The American South is saturated by mostly unfounded negative stereotypes. In a place as vividly conscious of political correctness as Harvard, I didn’t expect those stereotypes to be so blatantly perpetuated, even though those stereotypes have been depicted in the media and pop culture for years. While combing through about a dozen Southern photo-essays for a research paper last semester, I found exactly what I expected: the South was almost exclusively portrayed in images of crazed religion, white supremacy, and above all, dire poverty. If you judged the South by these images, you’d think it was nothing more than a poor, wild, lawless wasteland. But we’re at Harvard, and we should know better than to take things at face value. To accept Southern archetypes is to foolishly dismiss the beautiful intricacies of the South I know.
I knew it was unique, a tongue confined to my small part of the world. I knew the stereotypes, the assumed ignorance and backwardness associated with verbal loll and drawl, and I knew the North didn’t hear many voices like mine. What I did not know, or rather, expect, was how my distinct accent would become my identifier, how it would immediately—and permanently—make me so boldly stand out when up until that point in my life it had made me belong. I did not expect to root myself in dissimilarity.
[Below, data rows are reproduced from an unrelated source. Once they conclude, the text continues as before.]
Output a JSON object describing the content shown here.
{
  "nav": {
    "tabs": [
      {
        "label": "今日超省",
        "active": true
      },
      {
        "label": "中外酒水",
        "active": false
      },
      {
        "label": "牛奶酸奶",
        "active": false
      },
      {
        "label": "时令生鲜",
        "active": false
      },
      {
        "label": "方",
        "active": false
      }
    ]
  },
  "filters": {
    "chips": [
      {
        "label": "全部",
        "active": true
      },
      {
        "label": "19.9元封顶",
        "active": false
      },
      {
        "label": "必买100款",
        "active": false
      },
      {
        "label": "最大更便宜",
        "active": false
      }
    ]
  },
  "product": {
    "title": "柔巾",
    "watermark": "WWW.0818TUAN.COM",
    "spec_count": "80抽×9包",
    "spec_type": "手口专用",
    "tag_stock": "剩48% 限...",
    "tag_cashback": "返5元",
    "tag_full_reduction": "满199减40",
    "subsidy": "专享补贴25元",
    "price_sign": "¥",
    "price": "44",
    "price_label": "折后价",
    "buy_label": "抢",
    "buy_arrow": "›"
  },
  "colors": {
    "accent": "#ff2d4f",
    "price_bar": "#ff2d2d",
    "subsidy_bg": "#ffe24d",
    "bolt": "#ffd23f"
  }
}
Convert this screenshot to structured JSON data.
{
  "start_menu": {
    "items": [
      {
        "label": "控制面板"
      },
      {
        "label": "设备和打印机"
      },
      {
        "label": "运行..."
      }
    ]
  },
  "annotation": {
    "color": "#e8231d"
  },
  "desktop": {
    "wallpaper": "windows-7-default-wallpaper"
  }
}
I laud Harvard for its diversity, for its medley of race and religion and identity that I was never exposed to in my small, rural hometown. I love the atmosphere of inclusivity and the sense of belonging our college is so dedicated to achieving. I can’t help but notice, though, the glaring absence of Southern accents. I’ve heard it only once, and just in passing, during my first semester at Harvard. Have I just avoided it by bad luck and timing, or is it hiding?